Autumn is not, by any stretch of the imagination, my favorite season. There is too much to do before winter snows arrive. And, all there is to look forward to be falling leaves, snow to shovel, icicles to knock down and dreary sunless days. I know, I would have a whole different outlook if I skied or skated.
But, let’s get to it. The leaves are falling and there is a lot of raking to do. It used to be easy when you could put them on the street curb so the city could pick them up. That certainly has changed. Now you have to bag them. I know, it is all for the good of everyone. No complaint there. But there is something else you can do. Find a nice secluded spot in your yard and pile them there. Soak them down with a hose a few times and you will have the start of a nice compost pile.

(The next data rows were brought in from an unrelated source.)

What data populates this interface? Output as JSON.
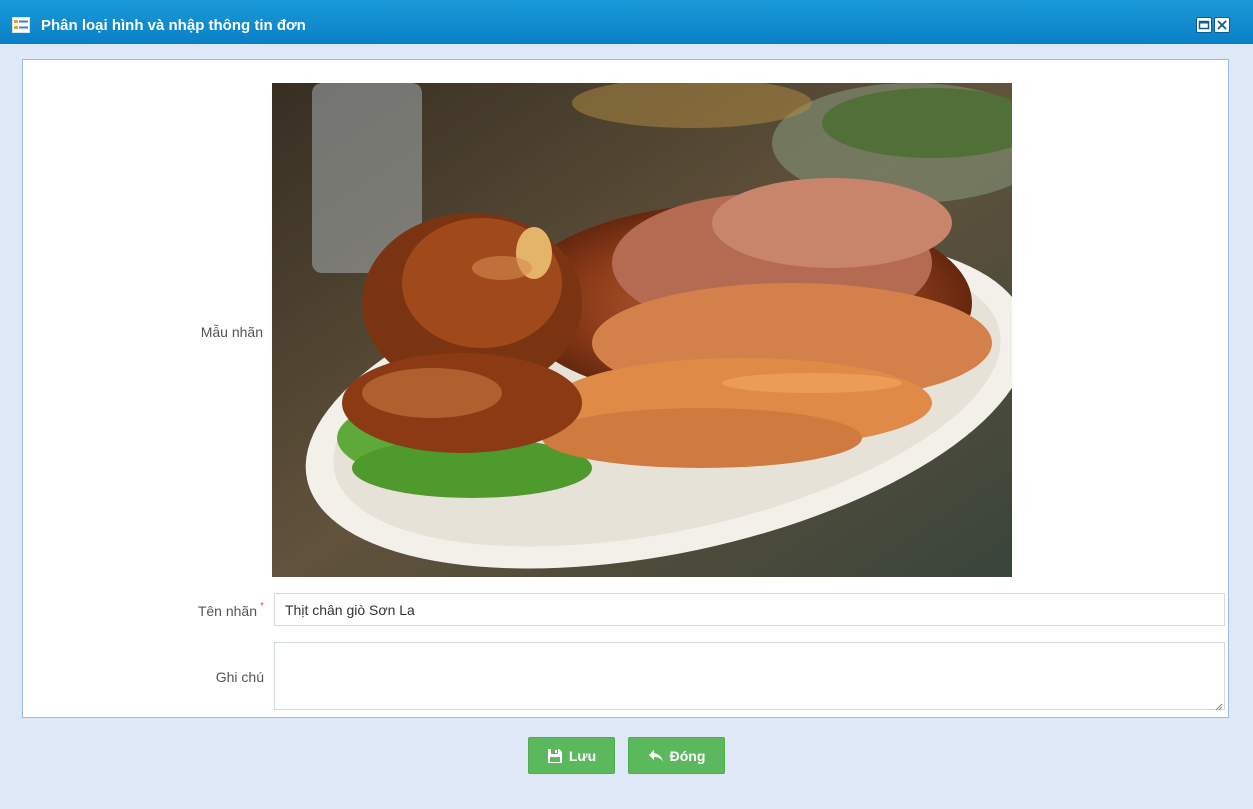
{
  "window": {
    "title": "Phân loại hình và nhập thông tin đơn",
    "icons": {
      "app": "form-list-icon",
      "restore": "restore-window-icon",
      "close": "close-x-icon"
    }
  },
  "form": {
    "sample_label": "Mẫu nhãn",
    "name_label": "Tên nhãn",
    "required_mark": "*",
    "name_value": "Thịt chân giò Sơn La",
    "note_label": "Ghi chú",
    "note_value": ""
  },
  "buttons": {
    "save_label": "Lưu",
    "close_label": "Đóng",
    "save_icon": "floppy-disk-icon",
    "close_icon": "back-arrow-icon"
  },
  "colors": {
    "titlebar": "#0a7fc6",
    "button": "#5cb85c",
    "required": "#d9534f"
  }
}
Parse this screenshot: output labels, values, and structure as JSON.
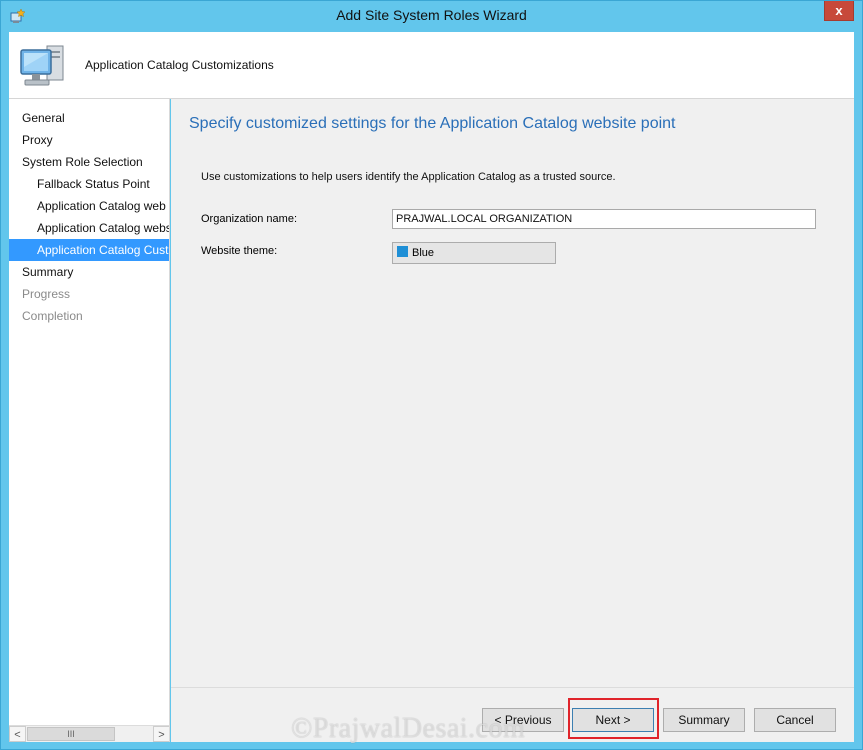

In a couple of seasons you will be producing a whole lot of humus. Those leaves rot relatively quickly and produce a wonderful product that you can use as potting soil or mulch. It is worth a try.
While you are doing all that raking, be sure to get underneath the bushes and evergreens. Prune off broken and dead branches and get rid of leaves. Right there, under those plants is where insects and slugs and snails overwinter. Deprive them of their habitat and you’ll have a much better garden next year and you will have saved yourself a lot of work.
If you have tall evergreens in front of your house, it might be a good idea to build some plywood frames to lean over them against the house to protect the plants from icicles and from snow falling off the roof.
Now is the time to plant your spring bulbs. The selection these days is fantastic. No longer is it only tulips, though they still do predominate. While the selection might be somewhat better, the best deals are at our own garden centers and home improvement stores. Don’t buy just on price; compare bulb sizes on the bags and select the largest bulb for the dollar. Some of the best buys are the bags with 3 types of bulbs, you get a nice selection, whether it be 3 varieties of tulips or daffodils or 3 totally different types of plants. If you do go to mail order, you will find some bulbs for “naturalizing.” These are small bulbs and will yield small flowers, but at about 15 cents you can buy a lot and have a natural planting in the yard.
With tulips remember to plant varieties such as Red Emperor for a very early, striking display. Darwin tulips work for mid-May bloom. Daffodils come in more varieties than I have ever seen before. Yes, they’re predominately white and yellow but these days there are interesting orange markings.
A must bulb is Galanthus nivalis or snowdrop. This delicate white flower will bloom in very early spring, even before the Crocus. I like them because they spread very quickly. A few bulbs this year will yield a couple of square feet of them in just a few years. The crocus comes in a wonderful array of colors, yellows, white, pinks and purples. They are inexpensive (about 15 cents) and I like to get a hundred and plant them throughout the lawn in clusters of 3 and 5 bulbs. Take advantage of the weather and treat yourself to a few bulbs that will lift your spirits as winter ends.